ELECTRICAL JOINT TRAINING COMMISSION (EJTC)
Port Coquitlam, BC
IBEW Local 213 & ECABC
Electrical Joint Training Committee
Grout McTavish Architecture
Brad McTavish (Principal), Toshi Suzuki,
Structural Consultant: WSB Consulting Structural Engineers
Mechanical Consultant: AME Consulting Group Ltd.
Electrical Consultant: Applied Engineering Solutions Ltd
Landscape Consultant: Sharp & Diamond Landscape Architects Inc
Geotechnical Consultant: Levelton Consultants Ltd.
2015 - Present

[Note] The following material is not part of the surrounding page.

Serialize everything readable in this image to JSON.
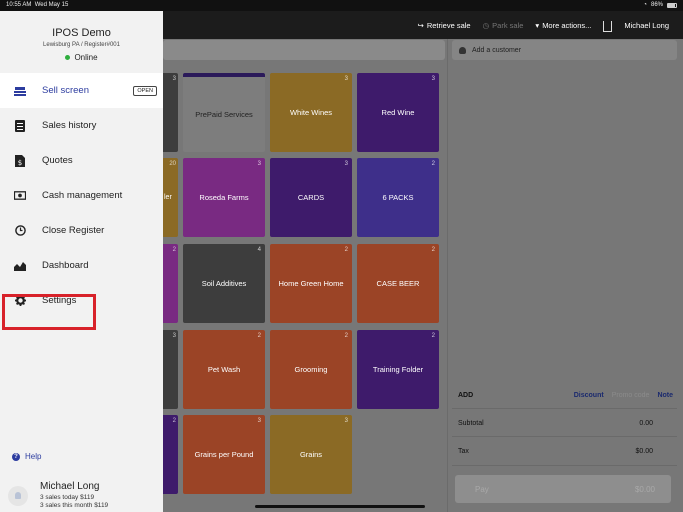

The design of the building for the Electrical Joint Training Commission (EJTC) emphasizes its intended role as a state-of-the-art training facility for the next generation of electrical trades in a world where electricity is increasingly central to an environmentally sustainable and technologically sophisticated economy. The goal is to inspire its students and provide an example to the public by providing visually striking examples of electrical innovations in both its form and function.
The renovated building will be extensively equipped with photovoltaic panels on its roof surfaces, and will feature two solar towers that are also clad with photovoltaics. These solar towers will be located in a newly created “spark park” on the southeast corner of the property, where they will be open to the public for recreation and education. Electric vehicle parking spaces shaded with solar canopies will likewise be located in front of the building, providing free charging as well as another visual reminder of the green future promised by electricity.
Grout McTavish Architects’ design for the building updates a staid existing tilt-up concrete building with a front canopy that takes the form of an electrical wave. An addition on the northeast clad in aluminum panels will provide a refreshment and recreation space for students and employees, and will match the existing building’s refreshed monochrome look.
The proposed EJTC building will be a highly advanced alternative energy building, featuring significant solar energy capture and reduced electrical loads, as well as upgraded building envelope performance. The building will also promote lower usage of greenhouse gas emitting vehicles by emphasizing transit use, providing bicycle parking, and electric vehicle charging. The net result will be significantly lower greenhouse gas emissions versus a traditional building design.